(Activity) Find every line below where the string "apply" shows up, and copy those lines.

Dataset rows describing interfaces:
_ _ _ _ _
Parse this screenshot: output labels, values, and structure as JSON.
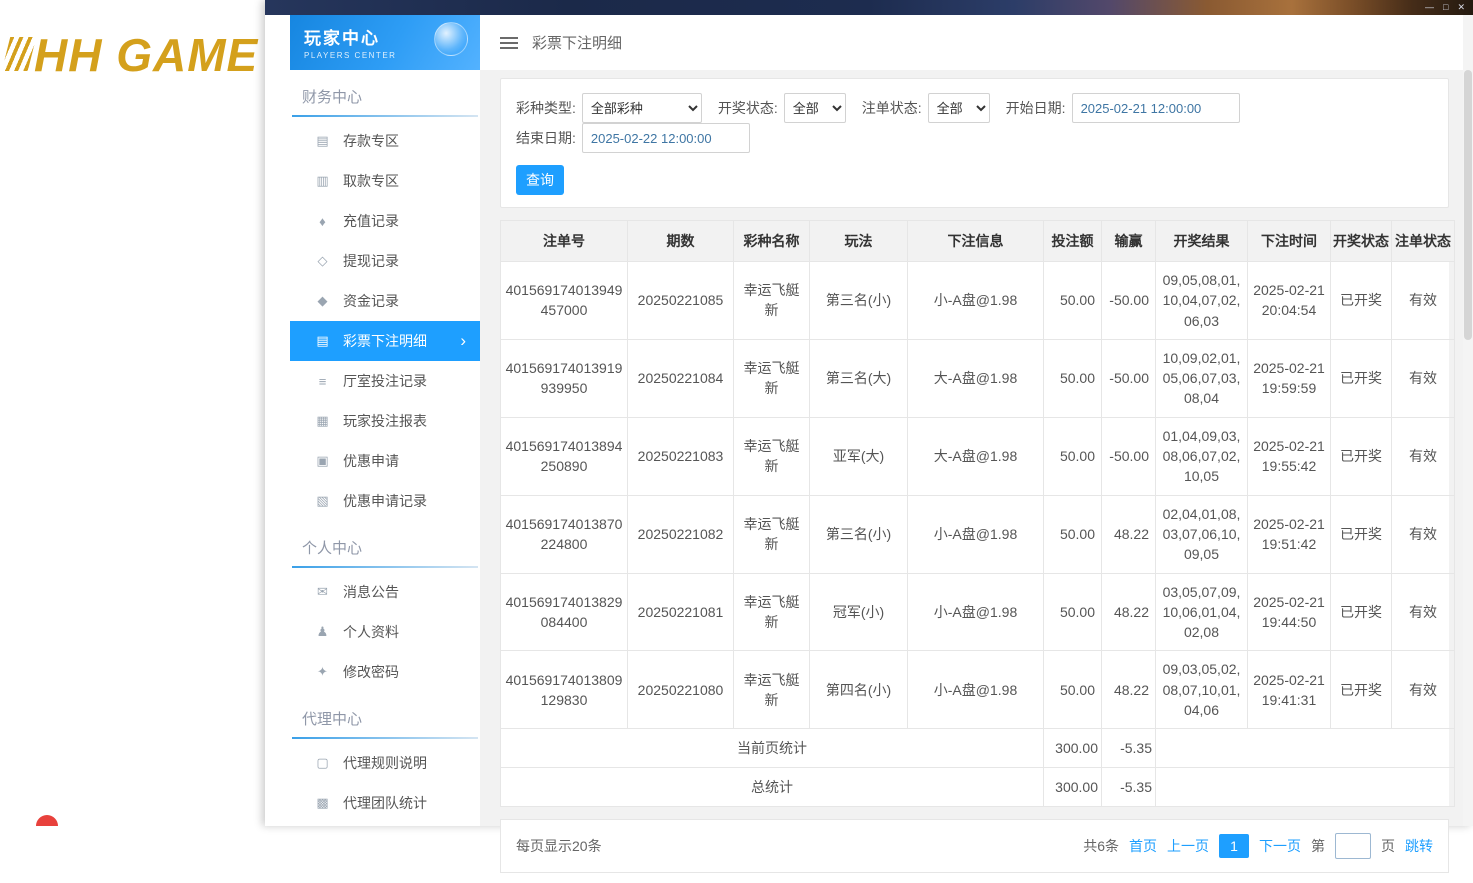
{
  "window": {
    "minimize": "—",
    "maximize": "□",
    "close": "✕"
  },
  "brand": {
    "logo": "HH GAME"
  },
  "sidebar": {
    "title": "玩家中心",
    "subtitle": "PLAYERS CENTER",
    "active_chevron": "›",
    "sections": [
      {
        "title": "财务中心",
        "items": [
          {
            "label": "存款专区",
            "icon": "deposit-icon",
            "glyph": "▤"
          },
          {
            "label": "取款专区",
            "icon": "withdraw-icon",
            "glyph": "▥"
          },
          {
            "label": "充值记录",
            "icon": "recharge-record-icon",
            "glyph": "♦"
          },
          {
            "label": "提现记录",
            "icon": "cashout-record-icon",
            "glyph": "◇"
          },
          {
            "label": "资金记录",
            "icon": "funds-record-icon",
            "glyph": "◆"
          },
          {
            "label": "彩票下注明细",
            "icon": "lottery-bet-detail-icon",
            "glyph": "▤",
            "active": true
          },
          {
            "label": "厅室投注记录",
            "icon": "hall-bet-record-icon",
            "glyph": "≡"
          },
          {
            "label": "玩家投注报表",
            "icon": "player-bet-report-icon",
            "glyph": "▦"
          },
          {
            "label": "优惠申请",
            "icon": "promo-apply-icon",
            "glyph": "▣"
          },
          {
            "label": "优惠申请记录",
            "icon": "promo-apply-record-icon",
            "glyph": "▧"
          }
        ]
      },
      {
        "title": "个人中心",
        "items": [
          {
            "label": "消息公告",
            "icon": "announcement-icon",
            "glyph": "✉"
          },
          {
            "label": "个人资料",
            "icon": "profile-icon",
            "glyph": "♟"
          },
          {
            "label": "修改密码",
            "icon": "password-icon",
            "glyph": "✦"
          }
        ]
      },
      {
        "title": "代理中心",
        "items": [
          {
            "label": "代理规则说明",
            "icon": "agent-rules-icon",
            "glyph": "▢"
          },
          {
            "label": "代理团队统计",
            "icon": "agent-team-stats-icon",
            "glyph": "▩"
          }
        ]
      }
    ]
  },
  "topbar": {
    "title": "彩票下注明细"
  },
  "filters": {
    "lottery_type_label": "彩种类型:",
    "lottery_type_value": "全部彩种",
    "draw_status_label": "开奖状态:",
    "draw_status_value": "全部",
    "order_status_label": "注单状态:",
    "order_status_value": "全部",
    "start_date_label": "开始日期:",
    "start_date_value": "2025-02-21 12:00:00",
    "end_date_label": "结束日期:",
    "end_date_value": "2025-02-22 12:00:00",
    "search_button": "查询"
  },
  "table": {
    "headers": [
      "注单号",
      "期数",
      "彩种名称",
      "玩法",
      "下注信息",
      "投注额",
      "输赢",
      "开奖结果",
      "下注时间",
      "开奖状态",
      "注单状态"
    ],
    "rows": [
      [
        "401569174013949457000",
        "20250221085",
        "幸运飞艇新",
        "第三名(小)",
        "小-A盘@1.98",
        "50.00",
        "-50.00",
        "09,05,08,01,10,04,07,02,06,03",
        "2025-02-21 20:04:54",
        "已开奖",
        "有效"
      ],
      [
        "401569174013919939950",
        "20250221084",
        "幸运飞艇新",
        "第三名(大)",
        "大-A盘@1.98",
        "50.00",
        "-50.00",
        "10,09,02,01,05,06,07,03,08,04",
        "2025-02-21 19:59:59",
        "已开奖",
        "有效"
      ],
      [
        "401569174013894250890",
        "20250221083",
        "幸运飞艇新",
        "亚军(大)",
        "大-A盘@1.98",
        "50.00",
        "-50.00",
        "01,04,09,03,08,06,07,02,10,05",
        "2025-02-21 19:55:42",
        "已开奖",
        "有效"
      ],
      [
        "401569174013870224800",
        "20250221082",
        "幸运飞艇新",
        "第三名(小)",
        "小-A盘@1.98",
        "50.00",
        "48.22",
        "02,04,01,08,03,07,06,10,09,05",
        "2025-02-21 19:51:42",
        "已开奖",
        "有效"
      ],
      [
        "401569174013829084400",
        "20250221081",
        "幸运飞艇新",
        "冠军(小)",
        "小-A盘@1.98",
        "50.00",
        "48.22",
        "03,05,07,09,10,06,01,04,02,08",
        "2025-02-21 19:44:50",
        "已开奖",
        "有效"
      ],
      [
        "401569174013809129830",
        "20250221080",
        "幸运飞艇新",
        "第四名(小)",
        "小-A盘@1.98",
        "50.00",
        "48.22",
        "09,03,05,02,08,07,10,01,04,06",
        "2025-02-21 19:41:31",
        "已开奖",
        "有效"
      ]
    ],
    "summary_rows": [
      {
        "label": "当前页统计",
        "bet_total": "300.00",
        "win_loss_total": "-5.35"
      },
      {
        "label": "总统计",
        "bet_total": "300.00",
        "win_loss_total": "-5.35"
      }
    ]
  },
  "pagination": {
    "page_size_text": "每页显示20条",
    "total_text": "共6条",
    "first_label": "首页",
    "prev_label": "上一页",
    "current_page": "1",
    "next_label": "下一页",
    "jump_prefix": "第",
    "jump_suffix": "页",
    "jump_label": "跳转"
  }
}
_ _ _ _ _
(Solution to this task)
            "icon": "promo-apply-icon",
            "icon": "promo-apply-record-icon",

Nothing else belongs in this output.